### Requirement
How many lines of the data include the string "مساحت"? State that number alone.

### Input for this task
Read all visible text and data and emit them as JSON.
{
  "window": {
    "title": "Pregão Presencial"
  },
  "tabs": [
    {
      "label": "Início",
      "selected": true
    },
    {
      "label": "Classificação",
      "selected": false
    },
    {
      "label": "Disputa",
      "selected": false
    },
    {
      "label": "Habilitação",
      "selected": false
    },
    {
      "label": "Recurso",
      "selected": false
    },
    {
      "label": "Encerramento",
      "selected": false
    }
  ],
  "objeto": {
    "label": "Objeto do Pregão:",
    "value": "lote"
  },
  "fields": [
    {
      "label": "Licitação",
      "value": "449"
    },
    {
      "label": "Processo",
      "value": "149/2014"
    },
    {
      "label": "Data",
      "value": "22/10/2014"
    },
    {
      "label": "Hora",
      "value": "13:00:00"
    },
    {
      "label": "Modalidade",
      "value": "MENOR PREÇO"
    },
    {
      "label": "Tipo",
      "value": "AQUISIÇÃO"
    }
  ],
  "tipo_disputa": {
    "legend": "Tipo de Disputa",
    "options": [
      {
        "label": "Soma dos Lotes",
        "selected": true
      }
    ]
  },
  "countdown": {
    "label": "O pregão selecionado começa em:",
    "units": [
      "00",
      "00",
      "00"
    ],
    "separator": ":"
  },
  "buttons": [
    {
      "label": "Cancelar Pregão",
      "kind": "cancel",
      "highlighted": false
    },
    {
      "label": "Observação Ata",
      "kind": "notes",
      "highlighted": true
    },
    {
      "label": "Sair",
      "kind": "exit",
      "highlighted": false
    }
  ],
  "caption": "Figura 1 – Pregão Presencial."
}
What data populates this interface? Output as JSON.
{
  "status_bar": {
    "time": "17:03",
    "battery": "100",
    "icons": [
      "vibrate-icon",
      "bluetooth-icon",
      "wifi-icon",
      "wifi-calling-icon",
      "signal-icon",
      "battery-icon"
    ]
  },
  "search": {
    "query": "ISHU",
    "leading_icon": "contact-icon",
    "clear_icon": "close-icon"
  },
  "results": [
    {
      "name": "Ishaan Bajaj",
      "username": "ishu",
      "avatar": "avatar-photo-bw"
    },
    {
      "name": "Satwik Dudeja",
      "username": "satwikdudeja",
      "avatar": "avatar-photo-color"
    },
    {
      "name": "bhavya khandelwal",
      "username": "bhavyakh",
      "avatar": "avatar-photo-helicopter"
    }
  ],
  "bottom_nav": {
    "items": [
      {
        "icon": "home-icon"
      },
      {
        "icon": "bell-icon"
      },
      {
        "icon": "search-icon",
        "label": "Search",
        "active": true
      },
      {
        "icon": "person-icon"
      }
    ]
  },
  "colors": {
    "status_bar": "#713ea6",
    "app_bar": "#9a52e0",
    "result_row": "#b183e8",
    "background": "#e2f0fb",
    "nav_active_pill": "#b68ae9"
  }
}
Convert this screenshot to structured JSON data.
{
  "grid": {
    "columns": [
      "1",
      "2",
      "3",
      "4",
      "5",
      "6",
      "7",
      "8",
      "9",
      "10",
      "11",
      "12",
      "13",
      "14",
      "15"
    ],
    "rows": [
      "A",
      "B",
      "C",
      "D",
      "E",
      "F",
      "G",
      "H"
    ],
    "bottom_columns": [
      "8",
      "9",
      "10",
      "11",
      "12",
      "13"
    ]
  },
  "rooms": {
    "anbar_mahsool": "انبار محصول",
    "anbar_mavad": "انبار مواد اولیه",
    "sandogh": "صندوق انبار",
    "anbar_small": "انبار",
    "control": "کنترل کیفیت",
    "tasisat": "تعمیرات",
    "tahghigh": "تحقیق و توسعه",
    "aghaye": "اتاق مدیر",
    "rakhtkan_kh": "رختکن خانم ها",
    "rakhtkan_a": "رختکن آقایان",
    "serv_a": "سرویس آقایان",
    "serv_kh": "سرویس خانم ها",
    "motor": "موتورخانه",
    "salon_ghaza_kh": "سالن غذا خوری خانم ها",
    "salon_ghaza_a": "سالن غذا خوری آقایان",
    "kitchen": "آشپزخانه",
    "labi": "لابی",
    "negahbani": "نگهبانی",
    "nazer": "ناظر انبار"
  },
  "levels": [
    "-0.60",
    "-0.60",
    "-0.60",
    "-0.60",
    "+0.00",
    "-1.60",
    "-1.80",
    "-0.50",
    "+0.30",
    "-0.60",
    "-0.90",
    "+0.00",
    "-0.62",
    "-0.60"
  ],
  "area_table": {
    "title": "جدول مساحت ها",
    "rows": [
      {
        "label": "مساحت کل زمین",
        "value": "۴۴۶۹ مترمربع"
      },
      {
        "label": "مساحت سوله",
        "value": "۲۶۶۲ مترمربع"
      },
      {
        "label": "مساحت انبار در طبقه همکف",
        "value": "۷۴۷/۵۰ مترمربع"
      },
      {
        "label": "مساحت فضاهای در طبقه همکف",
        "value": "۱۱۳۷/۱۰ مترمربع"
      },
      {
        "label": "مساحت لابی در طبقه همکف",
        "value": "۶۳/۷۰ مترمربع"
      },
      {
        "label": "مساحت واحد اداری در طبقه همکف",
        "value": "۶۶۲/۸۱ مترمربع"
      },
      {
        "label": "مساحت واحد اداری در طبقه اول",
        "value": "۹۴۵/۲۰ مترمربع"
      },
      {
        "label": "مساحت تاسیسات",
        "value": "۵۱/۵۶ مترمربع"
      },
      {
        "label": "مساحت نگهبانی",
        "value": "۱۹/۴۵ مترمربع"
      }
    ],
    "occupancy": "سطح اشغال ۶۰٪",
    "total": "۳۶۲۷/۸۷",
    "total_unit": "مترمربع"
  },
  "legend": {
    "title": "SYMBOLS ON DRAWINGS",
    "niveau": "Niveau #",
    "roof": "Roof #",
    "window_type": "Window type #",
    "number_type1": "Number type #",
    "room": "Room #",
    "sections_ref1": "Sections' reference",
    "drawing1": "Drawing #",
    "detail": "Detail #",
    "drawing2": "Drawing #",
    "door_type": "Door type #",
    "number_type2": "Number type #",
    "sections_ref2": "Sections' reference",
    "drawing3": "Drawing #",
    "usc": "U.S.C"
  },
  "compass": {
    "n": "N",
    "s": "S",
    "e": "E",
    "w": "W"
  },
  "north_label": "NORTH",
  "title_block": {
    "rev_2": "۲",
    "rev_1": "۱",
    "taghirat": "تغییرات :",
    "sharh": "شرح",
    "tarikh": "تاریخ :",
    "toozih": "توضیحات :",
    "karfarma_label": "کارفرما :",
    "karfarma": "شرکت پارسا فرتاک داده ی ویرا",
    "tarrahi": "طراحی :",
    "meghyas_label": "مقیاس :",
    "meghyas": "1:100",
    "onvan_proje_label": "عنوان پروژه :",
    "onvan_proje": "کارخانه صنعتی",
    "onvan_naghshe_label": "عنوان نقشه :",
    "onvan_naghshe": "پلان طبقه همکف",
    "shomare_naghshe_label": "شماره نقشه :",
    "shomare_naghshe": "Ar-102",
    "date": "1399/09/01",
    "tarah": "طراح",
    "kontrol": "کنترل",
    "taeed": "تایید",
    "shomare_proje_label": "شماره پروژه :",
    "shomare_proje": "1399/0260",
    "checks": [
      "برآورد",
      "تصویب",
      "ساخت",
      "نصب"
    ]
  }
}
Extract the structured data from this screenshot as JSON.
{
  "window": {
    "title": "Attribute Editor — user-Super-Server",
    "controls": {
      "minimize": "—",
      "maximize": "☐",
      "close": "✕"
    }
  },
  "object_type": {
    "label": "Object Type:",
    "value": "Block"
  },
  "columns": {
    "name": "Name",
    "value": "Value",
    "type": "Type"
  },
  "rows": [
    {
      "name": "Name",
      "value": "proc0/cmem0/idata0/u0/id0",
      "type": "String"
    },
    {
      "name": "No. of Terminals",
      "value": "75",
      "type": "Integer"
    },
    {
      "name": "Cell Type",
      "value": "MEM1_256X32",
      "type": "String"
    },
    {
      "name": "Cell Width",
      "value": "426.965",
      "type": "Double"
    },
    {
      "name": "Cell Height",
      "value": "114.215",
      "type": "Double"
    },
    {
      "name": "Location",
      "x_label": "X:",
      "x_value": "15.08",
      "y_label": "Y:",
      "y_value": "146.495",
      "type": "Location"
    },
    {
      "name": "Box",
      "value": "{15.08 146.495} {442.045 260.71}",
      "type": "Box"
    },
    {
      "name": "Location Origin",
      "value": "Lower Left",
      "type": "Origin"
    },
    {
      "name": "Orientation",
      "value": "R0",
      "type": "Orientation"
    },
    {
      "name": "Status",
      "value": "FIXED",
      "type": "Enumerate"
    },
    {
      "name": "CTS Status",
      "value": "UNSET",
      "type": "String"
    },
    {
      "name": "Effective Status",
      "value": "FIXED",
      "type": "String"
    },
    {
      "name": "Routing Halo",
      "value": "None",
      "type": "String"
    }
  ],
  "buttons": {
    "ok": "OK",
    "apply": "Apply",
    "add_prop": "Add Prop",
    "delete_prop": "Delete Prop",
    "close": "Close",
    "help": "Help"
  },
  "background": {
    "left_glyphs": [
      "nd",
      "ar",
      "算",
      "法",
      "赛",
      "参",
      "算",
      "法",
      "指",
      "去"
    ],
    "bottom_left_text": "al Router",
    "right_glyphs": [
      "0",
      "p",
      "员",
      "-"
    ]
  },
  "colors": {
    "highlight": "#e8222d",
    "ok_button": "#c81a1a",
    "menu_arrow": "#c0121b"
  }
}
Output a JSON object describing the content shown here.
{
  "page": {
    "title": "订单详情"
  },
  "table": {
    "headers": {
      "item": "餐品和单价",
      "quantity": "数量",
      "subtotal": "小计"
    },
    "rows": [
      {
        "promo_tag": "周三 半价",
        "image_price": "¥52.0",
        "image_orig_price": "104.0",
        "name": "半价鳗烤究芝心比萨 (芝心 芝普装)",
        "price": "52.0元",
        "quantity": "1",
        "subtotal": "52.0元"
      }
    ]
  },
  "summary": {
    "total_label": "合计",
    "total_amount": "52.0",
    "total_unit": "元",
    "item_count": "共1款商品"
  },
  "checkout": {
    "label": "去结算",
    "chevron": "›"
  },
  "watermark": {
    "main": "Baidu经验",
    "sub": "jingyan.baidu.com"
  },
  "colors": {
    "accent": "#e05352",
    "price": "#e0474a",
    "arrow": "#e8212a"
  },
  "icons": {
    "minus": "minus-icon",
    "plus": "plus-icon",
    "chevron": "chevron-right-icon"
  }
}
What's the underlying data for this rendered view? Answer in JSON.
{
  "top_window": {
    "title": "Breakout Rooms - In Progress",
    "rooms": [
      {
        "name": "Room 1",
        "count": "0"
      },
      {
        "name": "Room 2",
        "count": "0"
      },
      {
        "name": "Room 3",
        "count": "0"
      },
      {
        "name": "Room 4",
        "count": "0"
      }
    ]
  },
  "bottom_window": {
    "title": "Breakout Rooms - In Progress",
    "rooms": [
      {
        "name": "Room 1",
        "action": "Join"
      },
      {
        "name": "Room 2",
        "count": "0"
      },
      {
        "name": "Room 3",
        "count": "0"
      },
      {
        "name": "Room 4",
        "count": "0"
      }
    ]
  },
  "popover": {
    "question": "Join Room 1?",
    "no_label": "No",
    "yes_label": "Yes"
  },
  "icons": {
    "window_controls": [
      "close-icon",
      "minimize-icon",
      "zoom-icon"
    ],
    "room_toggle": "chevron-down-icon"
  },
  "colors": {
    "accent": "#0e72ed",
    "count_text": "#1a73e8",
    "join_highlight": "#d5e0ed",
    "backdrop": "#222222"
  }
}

### Exercise answer
10